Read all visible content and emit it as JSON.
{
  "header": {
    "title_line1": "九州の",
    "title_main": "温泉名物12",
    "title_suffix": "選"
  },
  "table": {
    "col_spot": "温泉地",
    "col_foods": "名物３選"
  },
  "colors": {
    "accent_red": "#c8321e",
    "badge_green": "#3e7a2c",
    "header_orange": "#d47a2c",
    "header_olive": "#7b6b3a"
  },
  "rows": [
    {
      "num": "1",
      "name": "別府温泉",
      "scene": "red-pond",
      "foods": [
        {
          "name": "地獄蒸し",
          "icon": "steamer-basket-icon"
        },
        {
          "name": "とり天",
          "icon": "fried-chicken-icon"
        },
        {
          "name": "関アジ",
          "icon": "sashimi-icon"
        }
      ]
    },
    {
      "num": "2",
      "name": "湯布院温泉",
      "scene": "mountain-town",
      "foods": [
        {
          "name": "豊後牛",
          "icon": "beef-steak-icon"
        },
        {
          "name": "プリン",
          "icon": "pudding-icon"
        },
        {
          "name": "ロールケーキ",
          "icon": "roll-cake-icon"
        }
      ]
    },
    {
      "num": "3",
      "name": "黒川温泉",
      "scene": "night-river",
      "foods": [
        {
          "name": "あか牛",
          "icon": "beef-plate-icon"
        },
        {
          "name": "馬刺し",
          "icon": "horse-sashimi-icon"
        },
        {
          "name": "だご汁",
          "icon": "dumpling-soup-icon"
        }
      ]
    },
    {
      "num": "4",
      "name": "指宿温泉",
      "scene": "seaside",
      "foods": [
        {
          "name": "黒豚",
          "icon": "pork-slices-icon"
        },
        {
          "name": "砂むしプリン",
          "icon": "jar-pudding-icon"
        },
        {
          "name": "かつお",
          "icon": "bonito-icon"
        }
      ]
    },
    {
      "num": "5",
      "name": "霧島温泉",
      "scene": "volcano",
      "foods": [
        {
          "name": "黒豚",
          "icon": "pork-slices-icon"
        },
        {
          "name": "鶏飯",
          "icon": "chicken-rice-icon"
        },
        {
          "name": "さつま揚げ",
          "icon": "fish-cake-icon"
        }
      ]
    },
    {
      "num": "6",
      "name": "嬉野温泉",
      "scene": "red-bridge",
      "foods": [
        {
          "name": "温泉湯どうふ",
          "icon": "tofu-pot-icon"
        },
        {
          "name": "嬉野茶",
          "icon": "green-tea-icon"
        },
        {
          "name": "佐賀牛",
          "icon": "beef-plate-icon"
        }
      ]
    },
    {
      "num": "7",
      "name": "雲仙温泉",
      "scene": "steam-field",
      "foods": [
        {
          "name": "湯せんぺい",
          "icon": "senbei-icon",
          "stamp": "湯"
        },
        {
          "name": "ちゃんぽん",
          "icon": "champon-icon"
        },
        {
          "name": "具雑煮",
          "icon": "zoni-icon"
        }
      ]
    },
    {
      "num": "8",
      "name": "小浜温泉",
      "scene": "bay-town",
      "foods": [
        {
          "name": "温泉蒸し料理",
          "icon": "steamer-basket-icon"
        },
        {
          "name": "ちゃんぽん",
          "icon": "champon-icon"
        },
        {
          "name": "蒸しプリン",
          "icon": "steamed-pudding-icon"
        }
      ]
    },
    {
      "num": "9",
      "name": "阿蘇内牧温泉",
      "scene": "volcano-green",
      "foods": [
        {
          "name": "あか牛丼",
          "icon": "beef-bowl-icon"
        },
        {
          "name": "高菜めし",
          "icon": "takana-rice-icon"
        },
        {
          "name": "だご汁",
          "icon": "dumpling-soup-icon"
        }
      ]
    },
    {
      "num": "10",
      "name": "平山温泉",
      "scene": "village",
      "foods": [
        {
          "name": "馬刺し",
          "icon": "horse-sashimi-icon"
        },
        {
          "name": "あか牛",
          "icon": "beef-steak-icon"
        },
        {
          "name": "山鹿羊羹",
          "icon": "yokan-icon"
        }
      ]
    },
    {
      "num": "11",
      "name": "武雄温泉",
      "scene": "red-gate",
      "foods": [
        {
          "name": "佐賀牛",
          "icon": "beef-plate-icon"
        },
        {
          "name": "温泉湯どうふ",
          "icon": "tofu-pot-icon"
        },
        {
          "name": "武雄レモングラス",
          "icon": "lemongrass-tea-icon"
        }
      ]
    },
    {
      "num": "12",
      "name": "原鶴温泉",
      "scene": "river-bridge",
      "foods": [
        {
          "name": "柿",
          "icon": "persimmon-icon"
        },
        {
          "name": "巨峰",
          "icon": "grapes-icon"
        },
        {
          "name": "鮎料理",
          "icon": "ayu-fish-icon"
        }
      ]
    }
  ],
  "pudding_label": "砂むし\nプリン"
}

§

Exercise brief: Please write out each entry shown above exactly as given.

Answer to this exercise:
Read all visible content and emit it as JSON.
{
  "header": {
    "title_line1": "九州の",
    "title_main": "温泉名物12",
    "title_suffix": "選"
  },
  "table": {
    "col_spot": "温泉地",
    "col_foods": "名物３選"
  },
  "colors": {
    "accent_red": "#c8321e",
    "badge_green": "#3e7a2c",
    "header_orange": "#d47a2c",
    "header_olive": "#7b6b3a"
  },
  "rows": [
    {
      "num": "1",
      "name": "別府温泉",
      "scene": "red-pond",
      "foods": [
        {
          "name": "地獄蒸し",
          "icon": "steamer-basket-icon"
        },
        {
          "name": "とり天",
          "icon": "fried-chicken-icon"
        },
        {
          "name": "関アジ",
          "icon": "sashimi-icon"
        }
      ]
    },
    {
      "num": "2",
      "name": "湯布院温泉",
      "scene": "mountain-town",
      "foods": [
        {
          "name": "豊後牛",
          "icon": "beef-steak-icon"
        },
        {
          "name": "プリン",
          "icon": "pudding-icon"
        },
        {
          "name": "ロールケーキ",
          "icon": "roll-cake-icon"
        }
      ]
    },
    {
      "num": "3",
      "name": "黒川温泉",
      "scene": "night-river",
      "foods": [
        {
          "name": "あか牛",
          "icon": "beef-plate-icon"
        },
        {
          "name": "馬刺し",
          "icon": "horse-sashimi-icon"
        },
        {
          "name": "だご汁",
          "icon": "dumpling-soup-icon"
        }
      ]
    },
    {
      "num": "4",
      "name": "指宿温泉",
      "scene": "seaside",
      "foods": [
        {
          "name": "黒豚",
          "icon": "pork-slices-icon"
        },
        {
          "name": "砂むしプリン",
          "icon": "jar-pudding-icon"
        },
        {
          "name": "かつお",
          "icon": "bonito-icon"
        }
      ]
    },
    {
      "num": "5",
      "name": "霧島温泉",
      "scene": "volcano",
      "foods": [
        {
          "name": "黒豚",
          "icon": "pork-slices-icon"
        },
        {
          "name": "鶏飯",
          "icon": "chicken-rice-icon"
        },
        {
          "name": "さつま揚げ",
          "icon": "fish-cake-icon"
        }
      ]
    },
    {
      "num": "6",
      "name": "嬉野温泉",
      "scene": "red-bridge",
      "foods": [
        {
          "name": "温泉湯どうふ",
          "icon": "tofu-pot-icon"
        },
        {
          "name": "嬉野茶",
          "icon": "green-tea-icon"
        },
        {
          "name": "佐賀牛",
          "icon": "beef-plate-icon"
        }
      ]
    },
    {
      "num": "7",
      "name": "雲仙温泉",
      "scene": "steam-field",
      "foods": [
        {
          "name": "湯せんぺい",
          "icon": "senbei-icon",
          "stamp": "湯"
        },
        {
          "name": "ちゃんぽん",
          "icon": "champon-icon"
        },
        {
          "name": "具雑煮",
          "icon": "zoni-icon"
        }
      ]
    },
    {
      "num": "8",
      "name": "小浜温泉",
      "scene": "bay-town",
      "foods": [
        {
          "name": "温泉蒸し料理",
          "icon": "steamer-basket-icon"
        },
        {
          "name": "ちゃんぽん",
          "icon": "champon-icon"
        },
        {
          "name": "蒸しプリン",
          "icon": "steamed-pudding-icon"
        }
      ]
    },
    {
      "num": "9",
      "name": "阿蘇内牧温泉",
      "scene": "volcano-green",
      "foods": [
        {
          "name": "あか牛丼",
          "icon": "beef-bowl-icon"
        },
        {
          "name": "高菜めし",
          "icon": "takana-rice-icon"
        },
        {
          "name": "だご汁",
          "icon": "dumpling-soup-icon"
        }
      ]
    },
    {
      "num": "10",
      "name": "平山温泉",
      "scene": "village",
      "foods": [
        {
          "name": "馬刺し",
          "icon": "horse-sashimi-icon"
        },
        {
          "name": "あか牛",
          "icon": "beef-steak-icon"
        },
        {
          "name": "山鹿羊羹",
          "icon": "yokan-icon"
        }
      ]
    },
    {
      "num": "11",
      "name": "武雄温泉",
      "scene": "red-gate",
      "foods": [
        {
          "name": "佐賀牛",
          "icon": "beef-plate-icon"
        },
        {
          "name": "温泉湯どうふ",
          "icon": "tofu-pot-icon"
        },
        {
          "name": "武雄レモングラス",
          "icon": "lemongrass-tea-icon"
        }
      ]
    },
    {
      "num": "12",
      "name": "原鶴温泉",
      "scene": "river-bridge",
      "foods": [
        {
          "name": "柿",
          "icon": "persimmon-icon"
        },
        {
          "name": "巨峰",
          "icon": "grapes-icon"
        },
        {
          "name": "鮎料理",
          "icon": "ayu-fish-icon"
        }
      ]
    }
  ],
  "pudding_label": "砂むし\nプリン"
}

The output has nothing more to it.